Your contract must tell you how much notice you are obliged to give your employer before you leave your job and how much notice you are entitled to receive should your contract be terminated.
Once you have completed one month in employment, there is a statutory minimum entitlement for your employer to give one week’s notice, with an additional week for each completed year of service up to a maximum of 12 weeks. Most teachers are subject to Burgundy Book terms and conditions, which set out the notice periods required.
I am on a fixed-term contract
If your employment is not expected to be permanent, this should be clearly stated, along with the reason for it being temporary, and either a specified end date or the expected duration. Fixed-term employees have the same statutory rights as any other employee once they have acquired the relevant qualifying status.
What about other policies/staff handbook I have been given?
Many schools and colleges will have their own staff handbook and most local authorities have a range of policies, some specifically for school staff and some applicable to all employees. Whether or not these provisions will constitute contractual terms will depend on what it says in your contract.
Some contracts will refer to terms contained in other documents, eg sickness policies, grievance and disciplinary procedures. As always you will need to look at the specific wording in your contract of employment or written particulars.
What do I do if I have issues with my contract?
If you have asked for a written statement of your particulars of employment and have not received one after two months of starting your job, your employer will be in breach of employment law. Furthermore, if you have a contract but it does not cover all the items listed above, that may also be in breach of the law.

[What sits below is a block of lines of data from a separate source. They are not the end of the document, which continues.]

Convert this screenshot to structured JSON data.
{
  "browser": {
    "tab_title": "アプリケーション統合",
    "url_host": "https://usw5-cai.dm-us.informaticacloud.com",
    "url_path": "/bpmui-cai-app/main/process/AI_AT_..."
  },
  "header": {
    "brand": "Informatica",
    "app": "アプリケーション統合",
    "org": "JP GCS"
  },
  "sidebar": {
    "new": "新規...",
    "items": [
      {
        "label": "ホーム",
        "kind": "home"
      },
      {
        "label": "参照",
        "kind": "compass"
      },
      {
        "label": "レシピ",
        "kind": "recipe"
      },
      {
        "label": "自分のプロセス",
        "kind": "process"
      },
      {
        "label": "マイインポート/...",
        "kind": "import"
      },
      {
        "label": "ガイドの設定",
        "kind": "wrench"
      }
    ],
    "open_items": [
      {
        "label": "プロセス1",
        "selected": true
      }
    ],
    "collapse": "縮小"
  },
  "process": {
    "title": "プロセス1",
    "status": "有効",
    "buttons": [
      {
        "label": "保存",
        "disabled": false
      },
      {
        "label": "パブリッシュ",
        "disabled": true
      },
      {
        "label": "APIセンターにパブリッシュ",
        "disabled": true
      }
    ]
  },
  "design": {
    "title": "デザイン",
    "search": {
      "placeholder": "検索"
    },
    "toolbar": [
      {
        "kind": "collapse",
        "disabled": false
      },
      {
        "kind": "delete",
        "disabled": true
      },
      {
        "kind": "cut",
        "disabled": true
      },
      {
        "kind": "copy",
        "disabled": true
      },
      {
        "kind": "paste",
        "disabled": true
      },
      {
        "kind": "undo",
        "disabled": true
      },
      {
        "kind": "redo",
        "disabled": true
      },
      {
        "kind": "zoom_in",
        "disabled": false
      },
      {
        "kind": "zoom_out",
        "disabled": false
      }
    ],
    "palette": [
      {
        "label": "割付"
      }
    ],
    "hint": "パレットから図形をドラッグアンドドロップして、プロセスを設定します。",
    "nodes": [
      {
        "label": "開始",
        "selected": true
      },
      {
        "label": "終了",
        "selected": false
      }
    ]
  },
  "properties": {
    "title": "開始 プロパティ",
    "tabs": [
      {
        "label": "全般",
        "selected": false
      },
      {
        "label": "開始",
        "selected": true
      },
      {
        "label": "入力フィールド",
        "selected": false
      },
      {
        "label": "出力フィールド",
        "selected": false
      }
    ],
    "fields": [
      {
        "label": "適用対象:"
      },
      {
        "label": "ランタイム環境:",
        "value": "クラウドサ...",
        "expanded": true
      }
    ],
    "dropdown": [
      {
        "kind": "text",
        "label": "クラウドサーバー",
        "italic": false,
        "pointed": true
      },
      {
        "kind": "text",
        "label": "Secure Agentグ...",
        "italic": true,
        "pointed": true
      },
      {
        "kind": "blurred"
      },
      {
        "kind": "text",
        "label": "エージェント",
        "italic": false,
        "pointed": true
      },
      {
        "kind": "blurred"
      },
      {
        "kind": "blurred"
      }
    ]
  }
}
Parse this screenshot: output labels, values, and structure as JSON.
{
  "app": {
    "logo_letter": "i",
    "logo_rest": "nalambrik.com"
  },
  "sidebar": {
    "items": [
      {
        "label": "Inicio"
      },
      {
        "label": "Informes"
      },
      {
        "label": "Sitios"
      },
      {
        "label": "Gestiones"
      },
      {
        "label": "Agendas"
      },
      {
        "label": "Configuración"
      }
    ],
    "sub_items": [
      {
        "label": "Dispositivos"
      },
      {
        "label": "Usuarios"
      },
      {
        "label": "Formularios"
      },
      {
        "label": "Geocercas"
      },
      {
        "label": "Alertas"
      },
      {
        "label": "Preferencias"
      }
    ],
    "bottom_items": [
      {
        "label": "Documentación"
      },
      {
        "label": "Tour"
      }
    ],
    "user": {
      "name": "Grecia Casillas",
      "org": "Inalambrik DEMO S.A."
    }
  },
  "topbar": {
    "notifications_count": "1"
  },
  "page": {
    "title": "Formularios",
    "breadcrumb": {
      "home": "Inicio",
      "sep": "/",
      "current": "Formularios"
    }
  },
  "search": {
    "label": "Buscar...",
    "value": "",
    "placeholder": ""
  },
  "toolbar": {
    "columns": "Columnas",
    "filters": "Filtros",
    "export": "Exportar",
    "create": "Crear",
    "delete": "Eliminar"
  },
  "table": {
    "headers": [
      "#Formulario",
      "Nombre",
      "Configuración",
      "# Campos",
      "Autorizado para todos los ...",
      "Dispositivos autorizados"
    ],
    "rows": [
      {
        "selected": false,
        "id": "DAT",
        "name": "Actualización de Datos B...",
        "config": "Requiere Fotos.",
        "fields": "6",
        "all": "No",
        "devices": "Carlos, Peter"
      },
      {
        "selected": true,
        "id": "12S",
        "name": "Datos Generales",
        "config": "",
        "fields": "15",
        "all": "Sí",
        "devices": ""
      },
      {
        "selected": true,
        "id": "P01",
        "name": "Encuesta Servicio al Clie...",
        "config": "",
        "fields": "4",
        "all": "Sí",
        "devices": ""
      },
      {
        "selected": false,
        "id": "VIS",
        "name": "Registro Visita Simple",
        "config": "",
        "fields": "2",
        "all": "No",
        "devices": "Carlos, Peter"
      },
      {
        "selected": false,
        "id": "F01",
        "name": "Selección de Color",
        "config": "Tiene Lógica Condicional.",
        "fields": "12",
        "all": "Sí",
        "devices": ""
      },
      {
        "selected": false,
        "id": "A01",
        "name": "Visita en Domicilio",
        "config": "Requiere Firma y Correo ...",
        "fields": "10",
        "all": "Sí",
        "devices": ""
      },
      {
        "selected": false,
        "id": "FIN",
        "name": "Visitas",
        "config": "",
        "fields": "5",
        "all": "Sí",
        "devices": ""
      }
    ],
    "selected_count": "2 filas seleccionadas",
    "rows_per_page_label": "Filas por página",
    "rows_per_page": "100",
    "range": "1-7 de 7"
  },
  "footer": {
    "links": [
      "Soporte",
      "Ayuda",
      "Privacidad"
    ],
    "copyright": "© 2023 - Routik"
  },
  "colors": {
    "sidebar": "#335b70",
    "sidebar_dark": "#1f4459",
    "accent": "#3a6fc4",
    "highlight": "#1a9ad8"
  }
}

In the first instance you should contact your NEU school rep for further advice and assistance, or you can contact the NEU head office or the Wales office where appropriate.